Lance Monthly Review
The writing is so vivid, graphic and enthusiastic that you feel as if you were a part of Patrick’s colorful and exciting life.
Like swarms of kids growing up in the fifties, Patrick Campbell-Lyons developed a serious addiction to rock and roll. Born and raised in Ireland, he harbored dreams of becoming a pop star, and at age eighteen, journeyed to England where the music scene was bustling. Here in “Psychedelic Days 1960-1969,” Patrick vividly recounts his adventures. The writing is so vivid, graphic and enthusiastic that you feel as if you were a part of Patrick’s colorful and exciting life. Written by someone who was there and contributed loads of cool tunes to the era, “Psychedelic Days 1960-1969” is informative, humorous, thought provoking and just plain entertaining.
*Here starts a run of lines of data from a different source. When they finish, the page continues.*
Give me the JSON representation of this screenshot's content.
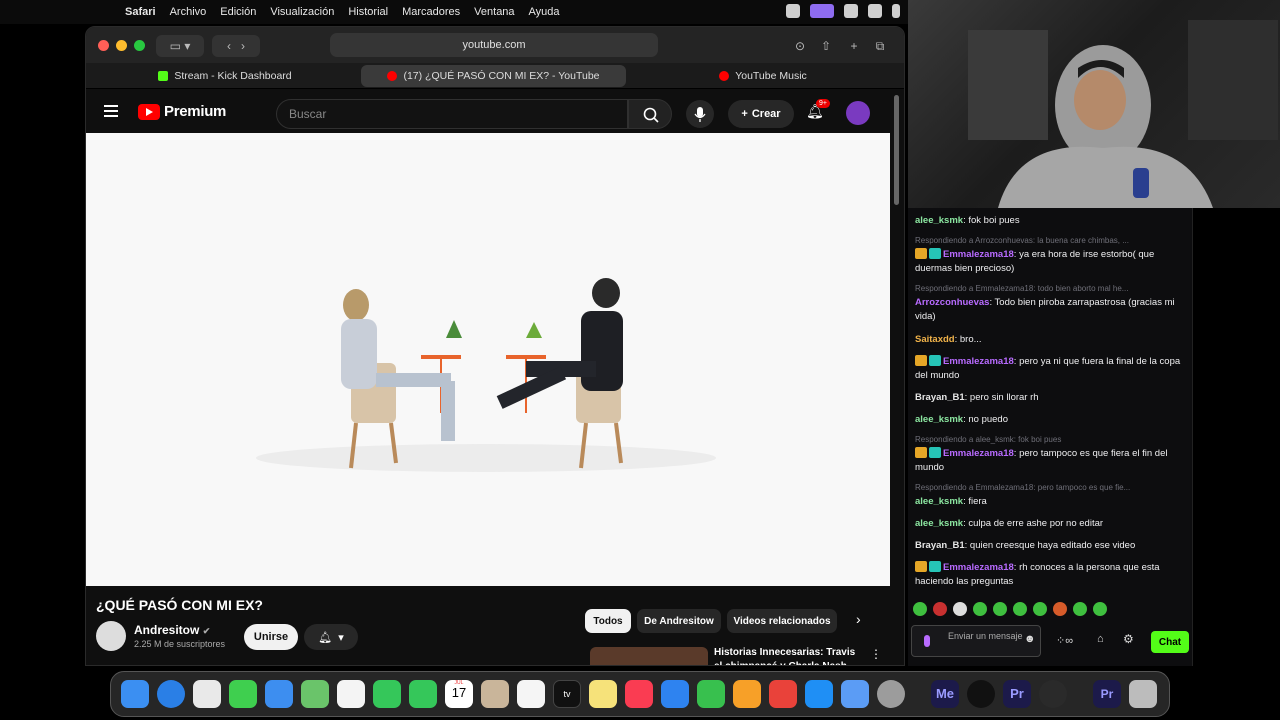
{
  "menubar": {
    "app": "Safari",
    "items": [
      "Archivo",
      "Edición",
      "Visualización",
      "Historial",
      "Marcadores",
      "Ventana",
      "Ayuda"
    ]
  },
  "browser": {
    "url": "youtube.com",
    "tabs": [
      {
        "label": "Stream - Kick Dashboard",
        "favicon_color": "#53fc18"
      },
      {
        "label": "(17) ¿QUÉ PASÓ CON MI EX? - YouTube",
        "favicon_color": "#ff0000"
      },
      {
        "label": "YouTube Music",
        "favicon_color": "#ff0000"
      }
    ]
  },
  "youtube": {
    "logo_text": "Premium",
    "search_placeholder": "Buscar",
    "create_label": "Crear",
    "notification_count": "9+",
    "video_title": "¿QUÉ PASÓ CON MI EX?",
    "channel_name": "Andresitow",
    "subscribers": "2.25 M de suscriptores",
    "join_label": "Unirse",
    "chips": [
      "Todos",
      "De Andresitow",
      "Videos relacionados"
    ],
    "related_title": "Historias Innecesarias: Travis el chimpancé y Charla Nash"
  },
  "chat": {
    "messages": [
      {
        "user": "alee_ksmk",
        "color": "green",
        "badges": [],
        "text": "fok boi pues"
      },
      {
        "reply": "Respondiendo a Arrozconhuevas: la buena care chimbas, ..."
      },
      {
        "user": "Emmalezama18",
        "color": "purple",
        "badges": [
          "crown",
          "sub"
        ],
        "text": "ya era hora de irse estorbo( que duermas bien precioso)"
      },
      {
        "reply": "Respondiendo a Emmalezama18: todo bien aborto mal he..."
      },
      {
        "user": "Arrozconhuevas",
        "color": "purple",
        "badges": [],
        "text": "Todo bien piroba zarrapastrosa (gracias mi vida)"
      },
      {
        "user": "Saitaxdd",
        "color": "orange",
        "badges": [],
        "text": "bro..."
      },
      {
        "user": "Emmalezama18",
        "color": "purple",
        "badges": [
          "crown",
          "sub"
        ],
        "text": "pero ya ni que fuera la final de la copa del mundo"
      },
      {
        "user": "Brayan_B1",
        "color": "white",
        "badges": [],
        "text": "pero sin llorar rh"
      },
      {
        "user": "alee_ksmk",
        "color": "green",
        "badges": [],
        "text": "no puedo"
      },
      {
        "reply": "Respondiendo a alee_ksmk: fok boi pues"
      },
      {
        "user": "Emmalezama18",
        "color": "purple",
        "badges": [
          "crown",
          "sub"
        ],
        "text": "pero tampoco es que fiera el fin del mundo"
      },
      {
        "reply": "Respondiendo a Emmalezama18: pero tampoco es que fie..."
      },
      {
        "user": "alee_ksmk",
        "color": "green",
        "badges": [],
        "text": "fiera"
      },
      {
        "user": "alee_ksmk",
        "color": "green",
        "badges": [],
        "text": "culpa de erre ashe por no editar"
      },
      {
        "user": "Brayan_B1",
        "color": "white",
        "badges": [],
        "text": "quien creesque haya editado ese video"
      },
      {
        "user": "Emmalezama18",
        "color": "purple",
        "badges": [
          "crown",
          "sub"
        ],
        "text": "rh conoces a la persona que esta haciendo las preguntas"
      }
    ],
    "input_placeholder": "Enviar un mensaje",
    "send_label": "Chat"
  },
  "dock": {
    "calendar_month": "JUL",
    "calendar_day": "17",
    "apps": [
      "finder-icon",
      "safari-icon",
      "launchpad-icon",
      "messages-icon",
      "mail-icon",
      "maps-icon",
      "photos-icon",
      "facetime-icon",
      "phone-icon",
      "calendar-icon",
      "contacts-icon",
      "reminders-icon",
      "appletv-icon",
      "notes-icon",
      "music-icon",
      "keynote-icon",
      "numbers-icon",
      "pages-icon",
      "rocket-icon",
      "appstore-icon",
      "iphone-mirroring-icon",
      "settings-icon",
      "media-encoder-icon",
      "capcut-icon",
      "premiere-icon",
      "obs-icon",
      "premiere-pro-icon",
      "trash-icon"
    ]
  }
}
Patrick eventually hit the jackpot with Nirvana—he claimed the name long before a band from Seattle, Washington existed. Experimental and enterprising, Nirvana fit right in with the burgeoning psychedelic community. Throughout “Psychedelic Days 1960-1969,” Patrick recalls his meetings, dealings and, in some instances friendships, with members of The Rolling Stones, The Who and The Pretty Things. Jimi Hendrix and Nirvana also crossed paths, as did artist Salvatore Dali, with whom they actually performed. Instead of merely mentioning the folks with whom Patrick mingled, he goes into depth and detail on what occurred and has a way of describing the personalities of the individuals he writes about. A real jet setter, Patrick has traveled the world over, and jaunts to Belgium, Rio de Janeiro and Morocco are fully covered. Not only will fans of Patrick’s brilliant music dig “Psychedelic Days 1960-1969,” but those with even the slightest interest in the pop culture of the time period will love, and I do mean love, this absolutely delightful book.